In the upper reservoir, which is the part of the lake set aside as the game refuge, the bottom-feeding carp began to prevent new aquatic plants from growing, and even uprooted existing plants. As a result, migratory waterfowl were not able to find enough food. This, in turn, caused an extreme decline in the number of waterfowl surviving off of the Pymatuning Reservoir environment.
What had begun as a bragging point for the wildlife refuge with the appearance of new waterfowl, ended up becoming a worry for the Pennsylvania Game Commission. In 1945, a program was launched to plant flora from an airplane along the entire margin of the lake. The program was a success and in no time, the waterfowl were at home again.
While the carp population was busy deterring waterfowl at the reservoir, the carp were also attracting large numbers of Canadian geese to the State Park’s beaches. Visitors began to complain about the condition of the beaches and campgrounds due to fecal matter from the geese. Houghton told the Linesville Journal “I received 94 written complaints and 10 times that many in person… about fecal matter on beaches and campgrounds… We had people say they were never coming back.” After some research, it was found that the geese were attracted to the tons and tons of bread thrown into The Spillway for the carp each year.
The complaints received by the park led the Department of Conservation and Natural Resources to the idea of limiting what tourists fed the carp to pre-approved pellets that officials believed would not attract as many geese. Allowing people to feed wildlife is strictly forbidden in other state and federal parks across the nation, and Pennsylvania does not allow visitors to feed the wildlife in any of its other 117 state parks. Charlotte Kimple, owner of the Driftwood Restaurant in Linesville, told the Linesville Journal, “The fun is the fish jumping up for the bread. They’re not going to jump up for any darn pellet.” She goes on to say that Linesville’s economy is so dependent on the spillway that “If they do it, they might as well roll up Linesville and close the doors.”

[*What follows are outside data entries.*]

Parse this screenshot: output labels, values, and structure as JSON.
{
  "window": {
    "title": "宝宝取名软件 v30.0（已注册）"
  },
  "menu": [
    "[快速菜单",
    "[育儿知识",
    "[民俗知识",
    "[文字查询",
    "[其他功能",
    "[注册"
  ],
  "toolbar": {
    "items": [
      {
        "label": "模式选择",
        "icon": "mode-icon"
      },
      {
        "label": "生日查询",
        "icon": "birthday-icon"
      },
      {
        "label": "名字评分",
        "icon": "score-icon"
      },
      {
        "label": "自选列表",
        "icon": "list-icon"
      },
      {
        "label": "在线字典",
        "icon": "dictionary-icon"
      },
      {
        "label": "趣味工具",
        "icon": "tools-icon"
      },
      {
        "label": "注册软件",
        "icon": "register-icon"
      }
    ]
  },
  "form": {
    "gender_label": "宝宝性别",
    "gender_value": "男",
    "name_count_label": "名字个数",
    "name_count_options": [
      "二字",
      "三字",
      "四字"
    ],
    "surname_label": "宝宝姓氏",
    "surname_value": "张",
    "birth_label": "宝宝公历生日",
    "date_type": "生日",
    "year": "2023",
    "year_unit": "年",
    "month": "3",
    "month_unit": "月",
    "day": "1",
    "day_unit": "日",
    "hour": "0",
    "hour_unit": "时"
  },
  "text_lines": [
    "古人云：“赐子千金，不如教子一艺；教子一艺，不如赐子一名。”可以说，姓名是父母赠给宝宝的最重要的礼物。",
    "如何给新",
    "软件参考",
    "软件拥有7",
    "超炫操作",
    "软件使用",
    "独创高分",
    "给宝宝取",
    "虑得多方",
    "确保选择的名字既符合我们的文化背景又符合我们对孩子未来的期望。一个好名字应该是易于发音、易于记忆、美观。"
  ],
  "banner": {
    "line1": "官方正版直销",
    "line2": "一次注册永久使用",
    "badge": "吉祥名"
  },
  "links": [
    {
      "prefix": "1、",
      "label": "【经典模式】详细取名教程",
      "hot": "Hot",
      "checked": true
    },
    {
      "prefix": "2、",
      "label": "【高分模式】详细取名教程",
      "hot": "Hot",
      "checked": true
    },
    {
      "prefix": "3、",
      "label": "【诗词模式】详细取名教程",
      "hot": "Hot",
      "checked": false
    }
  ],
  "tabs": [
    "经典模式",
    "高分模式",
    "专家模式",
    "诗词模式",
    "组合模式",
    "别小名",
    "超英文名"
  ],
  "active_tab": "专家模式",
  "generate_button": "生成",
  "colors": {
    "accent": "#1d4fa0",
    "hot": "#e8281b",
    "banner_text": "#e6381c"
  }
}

Although it is clear economically that allowing tourists to feed bread to the carp is something to fight for, a solid counter-argument exists from an environmental standpoint. A study published in Environmental Management and written by Clarion University biology professor Andrew Turner, found that the excessive amounts of bread thrown into The Spillway were causing an increase in phosphorous levels in the water. Phosphorus is added as a salt preservative to many types of commercially prepared breads and this phosphorus can be extremely detrimental to the delicate balance that wildlife needs to survive in a natural setting. High phosphorous levels, according to ecologists, can cause toxic algae blooms, poor water quality, and low oxygen levels in the water.
Still, the idea of banning bread feeding met huge public backlash and eventually the Department of Conservation and Natural Resources was forced to retract the idea. To this day bread feeding is still allowed at The Spillway.
It is no surprise that a project that started out gaining lots of attention before it was even built still receives a great deal of publicity almost 80 years later. Although Pymatuning State Park does not advertise the spillway attraction, throughout the years the grotesque, unusual, and yet completely natural abundance of carp at The Pymatuning Spillway has provided entertainment for millions of people.